Durham University News


Olympic Torch given warm welcome on University’s Racecourse

(18 June 2012)

Matt Baker lighting the Olympic Cauldron, crowds at The Racecourse, Paul Collingwood at Durham Cathedral, Naomi at torch handover

Thousands of people celebrated the arrival of the Olympic Torch in Durham City on the University’s Racecourse this weekend.

Durham University students came out in force to be part of this unique opportunity to welcome the Olympic Flame.

Kate Houghton, a second-year Sport student from Collingwood College, said: "It is so exciting to have this Olympic event in Durham, especially as I am a volunteer at the Olympics in London this summer. The celebrations on the Racecourse have brought everyone together, and it really is a once in a lifetime opportunity to be part of this."

The line-up included regional Indie band Litte Comets and hit dance act Twist and Pulse as well as performances by the Gala Theatre Stage School and Deerness Gymnastics Academy. TV presenter Matt Baker carried the Flame onto the Racecourse and lit the celebration cauldron.

Professor Chris Higgins, Vice-Chancellor of Durham University, said: “It was a great honour to welcome the Olympic Flame to the University’s Racecourse. I feel it was fitting that this symbol of sport and teamwork should come to the University where we pride ourselves on not only offering our students an excellent academic degree, but also ensuring they develop their skills in teamwork through sport, the arts and volunteering.

"It has been fantastic to see so many of our staff and students as well as other members of the local community join in the celebrations on the Racecourse and show their support for the Olympic Games."

On Sunday, County Durham cricketer Paul Collingwood set off on the first leg of the relay from Durham City. On the same day, the three Durham University torchbearers, Naomi Hoogesteger, Kira Roberts and Steph Elliott, did the honours on behalf of the University.

The three rising sportswomen have all represented Great Britain in their respective sports of rowing, fencing and hockey.

Naomi Hoogesteger, who combines part-time postgraduate study with a teaching post in the School of Modern Languages and Cultures, hit the headlines last year when she broke the world record for the fastest Atlantic rowing crossing as the only female crew member.

Naomi said: "Although I am a firm believer that true inspiration to achieve must come from within, the support that I have received during my time at Durham University, and in particular from my academic department and college, is unparalleled. Along the various sporting paths that I have taken, I have come to realise that having such a rock to rely upon is of utmost importance in order to achieve ambitions and dreams."

As well as boasting torchbearers amongst its students, the University is delighted that one of its students has been selected to represent Team GB in wheelchair fencing at the Paralympic Games in London. Gemma Collis, a first year Law student and member of St Cuthbert’s Society, will make her Paralympic debut after only taking up fencing just over seven months ago when she started at Durham University.
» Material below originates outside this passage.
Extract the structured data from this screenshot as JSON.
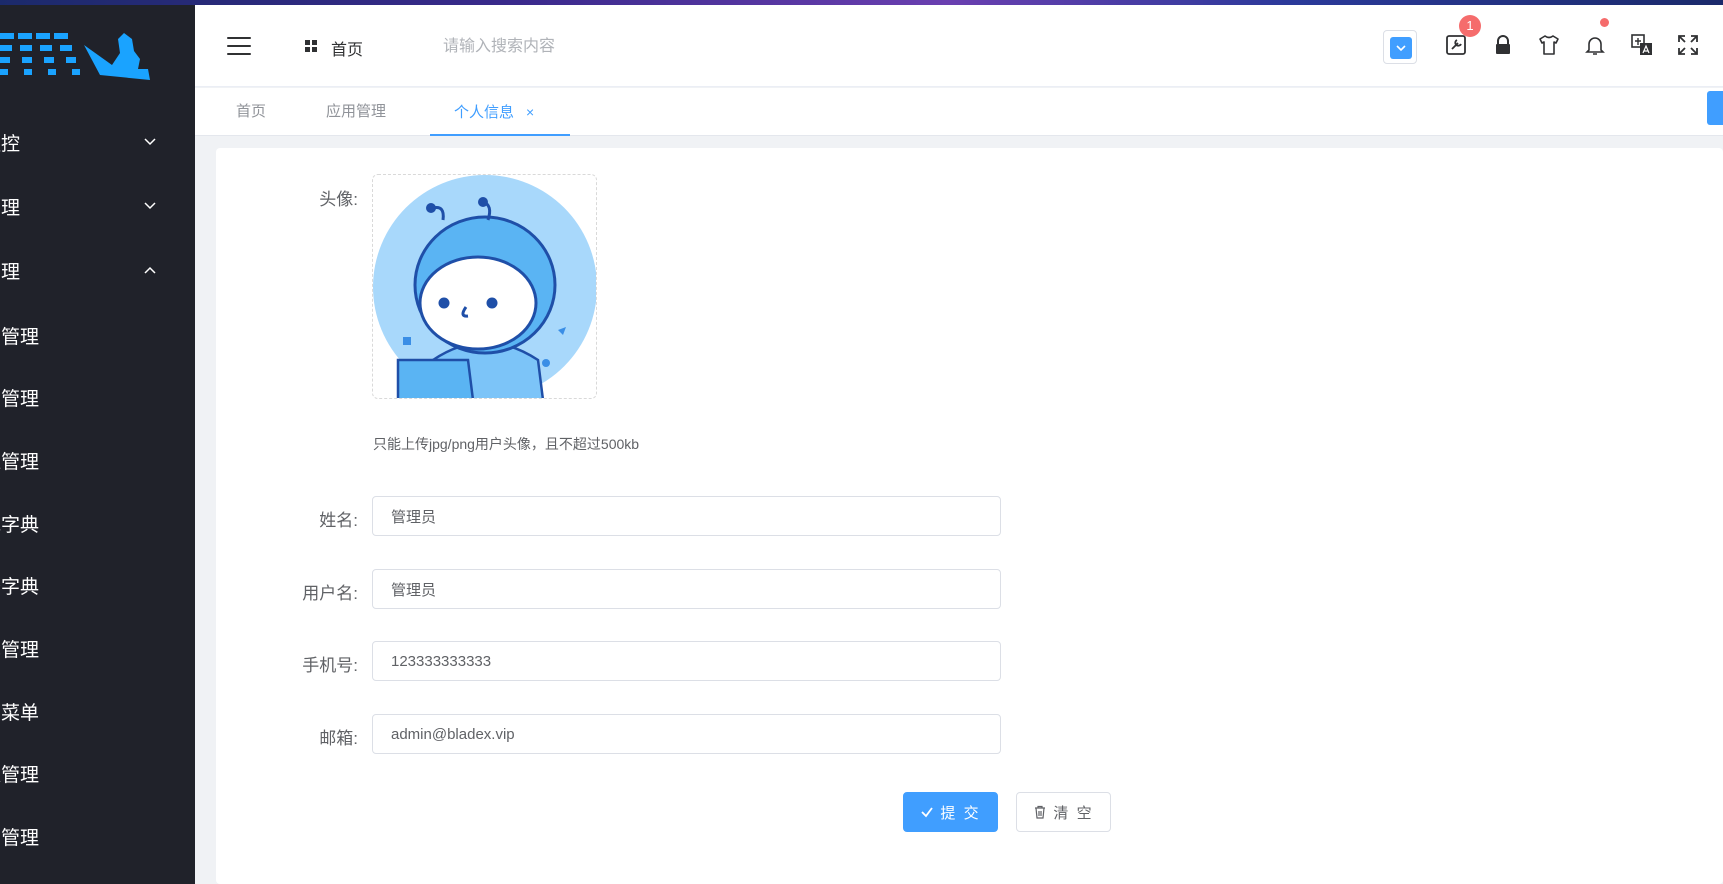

Durham University cemented its global reputation as a centre for sporting excellence in February with the opening of its £6.7m new sporting facility, which has one of only three powered indoor rowing tanks in the country and the only world-class standard fencing specific facility in the UK. The facilities in Durham complement the £5.5m sports centre which was opened at the University’s Queen’s Campus in Stockton in 2010, with badminton, basketball, volleyball and netball courts, a dance studio and rowing room.